NFL Regular Season Overtime Rules
There are different rules for overtime in the NFL regular season and playoffs. In the regular season, a game may end in a tie if the score is still tied at the end of overtime. There is only a single 10-minute period of overtime, in which both teams get a chance to be on offense-unless a touchdown is scored. Once both teams have possessed the ball, sudden death scoring is in effect, where a safety, field goal, or touchdown will win the game.
IMPORTANT: If the first team on offense scores a touchdown or concedes a safety, the game immediately ends without the second team having a chance to possess the ball.
Both teams get two timeouts each during overtime, and there are no coach challenges. There are no PATs in NFL overtime because a touchdown ends the game; there is no need for an extra point or 2-point conversion.
NFL Playoffs Overtime Rules
NFL Overtime Coin Toss
- To kick or to receive the opening kickoff
- Which goal to defend (also known as choosing wind)
- Defer choice to the start of the 2nd half of overtime
College Football Overtime Rules
Each overtime period lasts two possessions. Both teams get a chance to be on offense. The team that scores the most points during their possession is the winner. When on offense, a team gets the ball on their opponent's 25-yard line. Kickoffs are not used in college football overtime.
IMPORTANT: The order of which team is on offense first alternates each overtime period.
Teams will alternate playing offense when:
College Football Overtime Coin Toss
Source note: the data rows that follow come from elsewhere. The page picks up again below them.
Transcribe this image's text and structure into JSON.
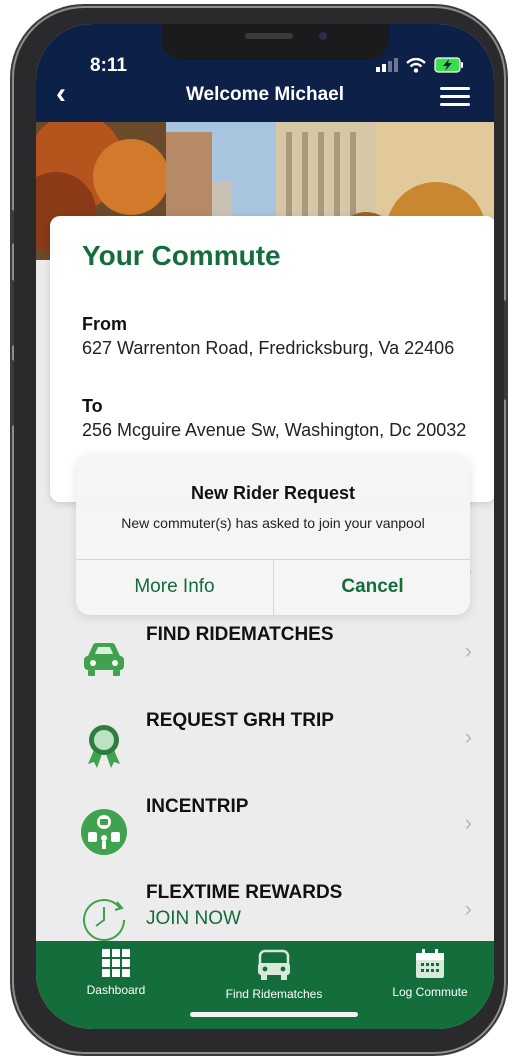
{
  "status_bar": {
    "time": "8:11"
  },
  "header": {
    "title": "Welcome Michael",
    "back_icon": "chevron-left-icon",
    "menu_icon": "hamburger-menu-icon"
  },
  "commute": {
    "title": "Your Commute",
    "from_label": "From",
    "from_value": "627 Warrenton Road, Fredricksburg, Va 22406",
    "to_label": "To",
    "to_value": "256 Mcguire Avenue Sw, Washington, Dc 20032"
  },
  "alert": {
    "title": "New Rider Request",
    "message": "New commuter(s) has asked to join your vanpool",
    "more_info": "More Info",
    "cancel": "Cancel"
  },
  "menu": {
    "items": [
      {
        "label": "FIND RIDEMATCHES",
        "icon": "car-icon"
      },
      {
        "label": "REQUEST GRH TRIP",
        "icon": "award-badge-icon"
      },
      {
        "label": "INCENTRIP",
        "icon": "transit-modes-icon"
      },
      {
        "label": "FLEXTIME REWARDS",
        "sub": "JOIN NOW",
        "icon": "clock-icon"
      }
    ]
  },
  "tabs": [
    {
      "label": "Dashboard",
      "icon": "grid-icon"
    },
    {
      "label": "Find Ridematches",
      "icon": "car-icon"
    },
    {
      "label": "Log Commute",
      "icon": "calendar-icon"
    }
  ],
  "colors": {
    "header_bg": "#0d2048",
    "brand_green": "#136e3c",
    "screen_bg": "#ececec"
  }
}
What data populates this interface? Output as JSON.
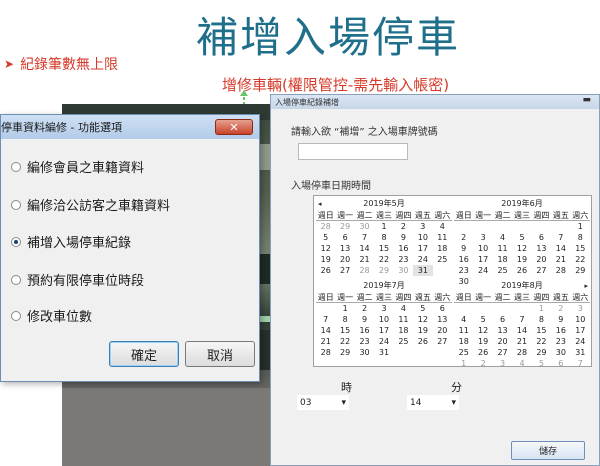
{
  "slide": {
    "title": "補增入場停車",
    "bullet": "紀錄筆數無上限",
    "annotation": "增修車輛(權限管控-需先輸入帳密)"
  },
  "options_dialog": {
    "title": "停車資料編修 - 功能選項",
    "close_label": "✕",
    "options": [
      {
        "label": "編修會員之車籍資料",
        "selected": false
      },
      {
        "label": "編修洽公訪客之車籍資料",
        "selected": false
      },
      {
        "label": "補增入場停車紀錄",
        "selected": true
      },
      {
        "label": "預約有限停車位時段",
        "selected": false
      },
      {
        "label": "修改車位數",
        "selected": false
      }
    ],
    "ok_label": "確定",
    "cancel_label": "取消"
  },
  "record_dialog": {
    "title": "入場停車紀錄補增",
    "plate_label": "請輸入欲 “補增” 之入場車牌號碼",
    "plate_value": "",
    "datetime_label": "入場停車日期時間",
    "hour_label": "時",
    "minute_label": "分",
    "hour_value": "03",
    "minute_value": "14",
    "save_label": "儲存",
    "calendar": {
      "weekday_headers": [
        "週日",
        "週一",
        "週二",
        "週三",
        "週四",
        "週五",
        "週六"
      ],
      "months": [
        {
          "title": "2019年5月",
          "nav_prev": "◂",
          "nav_next": "",
          "rows": [
            [
              "28",
              "29",
              "30",
              "1",
              "2",
              "3",
              "4"
            ],
            [
              "5",
              "6",
              "7",
              "8",
              "9",
              "10",
              "11"
            ],
            [
              "12",
              "13",
              "14",
              "15",
              "16",
              "17",
              "18"
            ],
            [
              "19",
              "20",
              "21",
              "22",
              "23",
              "24",
              "25"
            ],
            [
              "26",
              "27",
              "28",
              "29",
              "30",
              "31",
              ""
            ]
          ],
          "other_month": [
            "28",
            "29",
            "30"
          ],
          "selected": "31"
        },
        {
          "title": "2019年6月",
          "nav_prev": "",
          "nav_next": "",
          "rows": [
            [
              "",
              "",
              "",
              "",
              "",
              "",
              "1"
            ],
            [
              "2",
              "3",
              "4",
              "5",
              "6",
              "7",
              "8"
            ],
            [
              "9",
              "10",
              "11",
              "12",
              "13",
              "14",
              "15"
            ],
            [
              "16",
              "17",
              "18",
              "19",
              "20",
              "21",
              "22"
            ],
            [
              "23",
              "24",
              "25",
              "26",
              "27",
              "28",
              "29"
            ],
            [
              "30",
              "",
              "",
              "",
              "",
              "",
              ""
            ]
          ],
          "other_month": [],
          "selected": ""
        },
        {
          "title": "2019年7月",
          "nav_prev": "",
          "nav_next": "",
          "rows": [
            [
              "",
              "1",
              "2",
              "3",
              "4",
              "5",
              "6"
            ],
            [
              "7",
              "8",
              "9",
              "10",
              "11",
              "12",
              "13"
            ],
            [
              "14",
              "15",
              "16",
              "17",
              "18",
              "19",
              "20"
            ],
            [
              "21",
              "22",
              "23",
              "24",
              "25",
              "26",
              "27"
            ],
            [
              "28",
              "29",
              "30",
              "31",
              "",
              "",
              ""
            ]
          ],
          "other_month": [],
          "selected": ""
        },
        {
          "title": "2019年8月",
          "nav_prev": "",
          "nav_next": "▸",
          "rows": [
            [
              "",
              "",
              "",
              "",
              "1",
              "2",
              "3"
            ],
            [
              "4",
              "5",
              "6",
              "7",
              "8",
              "9",
              "10"
            ],
            [
              "11",
              "12",
              "13",
              "14",
              "15",
              "16",
              "17"
            ],
            [
              "18",
              "19",
              "20",
              "21",
              "22",
              "23",
              "24"
            ],
            [
              "25",
              "26",
              "27",
              "28",
              "29",
              "30",
              "31"
            ],
            [
              "1",
              "2",
              "3",
              "4",
              "5",
              "6",
              "7"
            ]
          ],
          "other_month": [
            "1",
            "2",
            "3",
            "4",
            "5",
            "6",
            "7"
          ],
          "selected": ""
        }
      ]
    }
  }
}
In college overtime, there are advantages and disadvantages to choosing offense or defense. Some teams like choosing defense first because they will know how much they will need to score once they are on offense. Others like playing offense first because scoring first will put pressure on the opponent's offense to do the same.